(Record extracts Opens)

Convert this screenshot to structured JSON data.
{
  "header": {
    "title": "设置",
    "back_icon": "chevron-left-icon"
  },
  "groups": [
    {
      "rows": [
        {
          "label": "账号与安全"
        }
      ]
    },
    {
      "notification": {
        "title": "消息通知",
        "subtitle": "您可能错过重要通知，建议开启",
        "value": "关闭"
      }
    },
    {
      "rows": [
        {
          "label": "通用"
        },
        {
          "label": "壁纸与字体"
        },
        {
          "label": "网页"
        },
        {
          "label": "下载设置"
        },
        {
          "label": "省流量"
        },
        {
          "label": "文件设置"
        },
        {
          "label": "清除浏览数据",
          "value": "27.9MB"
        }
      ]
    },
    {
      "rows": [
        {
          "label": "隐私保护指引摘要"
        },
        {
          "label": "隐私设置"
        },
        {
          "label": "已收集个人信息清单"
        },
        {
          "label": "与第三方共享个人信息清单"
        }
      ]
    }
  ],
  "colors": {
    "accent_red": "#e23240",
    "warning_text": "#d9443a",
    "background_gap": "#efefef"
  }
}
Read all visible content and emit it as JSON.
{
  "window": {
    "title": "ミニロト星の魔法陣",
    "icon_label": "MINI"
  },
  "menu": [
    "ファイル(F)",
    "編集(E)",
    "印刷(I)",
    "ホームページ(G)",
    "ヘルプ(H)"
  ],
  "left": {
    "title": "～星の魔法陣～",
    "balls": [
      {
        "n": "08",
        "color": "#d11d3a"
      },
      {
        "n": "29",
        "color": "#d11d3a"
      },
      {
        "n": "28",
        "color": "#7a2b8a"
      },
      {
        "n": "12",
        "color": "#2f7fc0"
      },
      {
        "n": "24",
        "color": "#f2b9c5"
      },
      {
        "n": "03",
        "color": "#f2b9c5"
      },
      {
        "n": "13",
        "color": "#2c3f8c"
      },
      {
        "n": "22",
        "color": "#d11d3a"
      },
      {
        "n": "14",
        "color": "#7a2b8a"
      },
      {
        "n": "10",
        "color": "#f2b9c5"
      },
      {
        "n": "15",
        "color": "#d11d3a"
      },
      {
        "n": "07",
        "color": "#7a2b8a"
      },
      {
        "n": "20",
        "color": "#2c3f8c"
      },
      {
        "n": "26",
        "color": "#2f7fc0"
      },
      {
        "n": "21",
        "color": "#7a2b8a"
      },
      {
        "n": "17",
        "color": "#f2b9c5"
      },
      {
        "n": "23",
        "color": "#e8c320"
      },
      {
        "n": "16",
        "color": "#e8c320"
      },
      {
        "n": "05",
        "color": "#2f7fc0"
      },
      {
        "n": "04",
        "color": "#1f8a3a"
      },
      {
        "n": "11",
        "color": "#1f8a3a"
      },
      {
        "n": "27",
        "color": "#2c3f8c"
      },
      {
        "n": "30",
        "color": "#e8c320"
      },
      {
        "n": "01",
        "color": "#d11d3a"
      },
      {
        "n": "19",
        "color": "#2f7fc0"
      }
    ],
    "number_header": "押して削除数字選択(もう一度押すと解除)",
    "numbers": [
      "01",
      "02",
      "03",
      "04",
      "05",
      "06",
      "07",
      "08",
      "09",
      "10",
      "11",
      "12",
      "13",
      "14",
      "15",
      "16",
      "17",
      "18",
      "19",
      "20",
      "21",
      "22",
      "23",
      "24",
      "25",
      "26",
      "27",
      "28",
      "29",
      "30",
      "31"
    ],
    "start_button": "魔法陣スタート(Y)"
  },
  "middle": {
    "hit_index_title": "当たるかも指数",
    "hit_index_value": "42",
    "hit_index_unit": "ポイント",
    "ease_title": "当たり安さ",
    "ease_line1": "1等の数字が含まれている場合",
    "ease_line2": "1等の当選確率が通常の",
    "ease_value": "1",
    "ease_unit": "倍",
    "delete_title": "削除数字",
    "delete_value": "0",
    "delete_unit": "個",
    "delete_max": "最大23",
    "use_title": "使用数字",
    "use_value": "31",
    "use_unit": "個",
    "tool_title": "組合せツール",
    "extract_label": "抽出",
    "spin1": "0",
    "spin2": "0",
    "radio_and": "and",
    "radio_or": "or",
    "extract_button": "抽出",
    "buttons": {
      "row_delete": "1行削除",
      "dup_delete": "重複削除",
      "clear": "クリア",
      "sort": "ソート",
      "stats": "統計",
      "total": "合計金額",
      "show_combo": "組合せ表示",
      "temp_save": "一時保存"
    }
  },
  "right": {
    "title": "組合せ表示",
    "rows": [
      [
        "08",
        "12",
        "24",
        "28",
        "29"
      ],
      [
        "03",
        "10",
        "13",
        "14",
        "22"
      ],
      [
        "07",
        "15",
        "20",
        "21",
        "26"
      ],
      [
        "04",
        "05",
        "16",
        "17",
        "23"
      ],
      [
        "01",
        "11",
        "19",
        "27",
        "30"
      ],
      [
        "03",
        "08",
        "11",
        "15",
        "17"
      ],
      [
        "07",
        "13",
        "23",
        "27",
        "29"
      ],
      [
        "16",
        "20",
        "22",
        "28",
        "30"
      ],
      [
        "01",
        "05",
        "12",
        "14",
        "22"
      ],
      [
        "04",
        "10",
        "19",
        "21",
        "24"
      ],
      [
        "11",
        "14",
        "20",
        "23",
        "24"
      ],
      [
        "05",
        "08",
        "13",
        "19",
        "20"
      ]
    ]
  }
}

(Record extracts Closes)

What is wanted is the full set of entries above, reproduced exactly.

*Answer box*:
Convert this screenshot to structured JSON data.
{
  "header": {
    "title": "设置",
    "back_icon": "chevron-left-icon"
  },
  "groups": [
    {
      "rows": [
        {
          "label": "账号与安全"
        }
      ]
    },
    {
      "notification": {
        "title": "消息通知",
        "subtitle": "您可能错过重要通知，建议开启",
        "value": "关闭"
      }
    },
    {
      "rows": [
        {
          "label": "通用"
        },
        {
          "label": "壁纸与字体"
        },
        {
          "label": "网页"
        },
        {
          "label": "下载设置"
        },
        {
          "label": "省流量"
        },
        {
          "label": "文件设置"
        },
        {
          "label": "清除浏览数据",
          "value": "27.9MB"
        }
      ]
    },
    {
      "rows": [
        {
          "label": "隐私保护指引摘要"
        },
        {
          "label": "隐私设置"
        },
        {
          "label": "已收集个人信息清单"
        },
        {
          "label": "与第三方共享个人信息清单"
        }
      ]
    }
  ],
  "colors": {
    "accent_red": "#e23240",
    "warning_text": "#d9443a",
    "background_gap": "#efefef"
  }
}
Read all visible content and emit it as JSON.
{
  "window": {
    "title": "ミニロト星の魔法陣",
    "icon_label": "MINI"
  },
  "menu": [
    "ファイル(F)",
    "編集(E)",
    "印刷(I)",
    "ホームページ(G)",
    "ヘルプ(H)"
  ],
  "left": {
    "title": "～星の魔法陣～",
    "balls": [
      {
        "n": "08",
        "color": "#d11d3a"
      },
      {
        "n": "29",
        "color": "#d11d3a"
      },
      {
        "n": "28",
        "color": "#7a2b8a"
      },
      {
        "n": "12",
        "color": "#2f7fc0"
      },
      {
        "n": "24",
        "color": "#f2b9c5"
      },
      {
        "n": "03",
        "color": "#f2b9c5"
      },
      {
        "n": "13",
        "color": "#2c3f8c"
      },
      {
        "n": "22",
        "color": "#d11d3a"
      },
      {
        "n": "14",
        "color": "#7a2b8a"
      },
      {
        "n": "10",
        "color": "#f2b9c5"
      },
      {
        "n": "15",
        "color": "#d11d3a"
      },
      {
        "n": "07",
        "color": "#7a2b8a"
      },
      {
        "n": "20",
        "color": "#2c3f8c"
      },
      {
        "n": "26",
        "color": "#2f7fc0"
      },
      {
        "n": "21",
        "color": "#7a2b8a"
      },
      {
        "n": "17",
        "color": "#f2b9c5"
      },
      {
        "n": "23",
        "color": "#e8c320"
      },
      {
        "n": "16",
        "color": "#e8c320"
      },
      {
        "n": "05",
        "color": "#2f7fc0"
      },
      {
        "n": "04",
        "color": "#1f8a3a"
      },
      {
        "n": "11",
        "color": "#1f8a3a"
      },
      {
        "n": "27",
        "color": "#2c3f8c"
      },
      {
        "n": "30",
        "color": "#e8c320"
      },
      {
        "n": "01",
        "color": "#d11d3a"
      },
      {
        "n": "19",
        "color": "#2f7fc0"
      }
    ],
    "number_header": "押して削除数字選択(もう一度押すと解除)",
    "numbers": [
      "01",
      "02",
      "03",
      "04",
      "05",
      "06",
      "07",
      "08",
      "09",
      "10",
      "11",
      "12",
      "13",
      "14",
      "15",
      "16",
      "17",
      "18",
      "19",
      "20",
      "21",
      "22",
      "23",
      "24",
      "25",
      "26",
      "27",
      "28",
      "29",
      "30",
      "31"
    ],
    "start_button": "魔法陣スタート(Y)"
  },
  "middle": {
    "hit_index_title": "当たるかも指数",
    "hit_index_value": "42",
    "hit_index_unit": "ポイント",
    "ease_title": "当たり安さ",
    "ease_line1": "1等の数字が含まれている場合",
    "ease_line2": "1等の当選確率が通常の",
    "ease_value": "1",
    "ease_unit": "倍",
    "delete_title": "削除数字",
    "delete_value": "0",
    "delete_unit": "個",
    "delete_max": "最大23",
    "use_title": "使用数字",
    "use_value": "31",
    "use_unit": "個",
    "tool_title": "組合せツール",
    "extract_label": "抽出",
    "spin1": "0",
    "spin2": "0",
    "radio_and": "and",
    "radio_or": "or",
    "extract_button": "抽出",
    "buttons": {
      "row_delete": "1行削除",
      "dup_delete": "重複削除",
      "clear": "クリア",
      "sort": "ソート",
      "stats": "統計",
      "total": "合計金額",
      "show_combo": "組合せ表示",
      "temp_save": "一時保存"
    }
  },
  "right": {
    "title": "組合せ表示",
    "rows": [
      [
        "08",
        "12",
        "24",
        "28",
        "29"
      ],
      [
        "03",
        "10",
        "13",
        "14",
        "22"
      ],
      [
        "07",
        "15",
        "20",
        "21",
        "26"
      ],
      [
        "04",
        "05",
        "16",
        "17",
        "23"
      ],
      [
        "01",
        "11",
        "19",
        "27",
        "30"
      ],
      [
        "03",
        "08",
        "11",
        "15",
        "17"
      ],
      [
        "07",
        "13",
        "23",
        "27",
        "29"
      ],
      [
        "16",
        "20",
        "22",
        "28",
        "30"
      ],
      [
        "01",
        "05",
        "12",
        "14",
        "22"
      ],
      [
        "04",
        "10",
        "19",
        "21",
        "24"
      ],
      [
        "11",
        "14",
        "20",
        "23",
        "24"
      ],
      [
        "05",
        "08",
        "13",
        "19",
        "20"
      ]
    ]
  }
}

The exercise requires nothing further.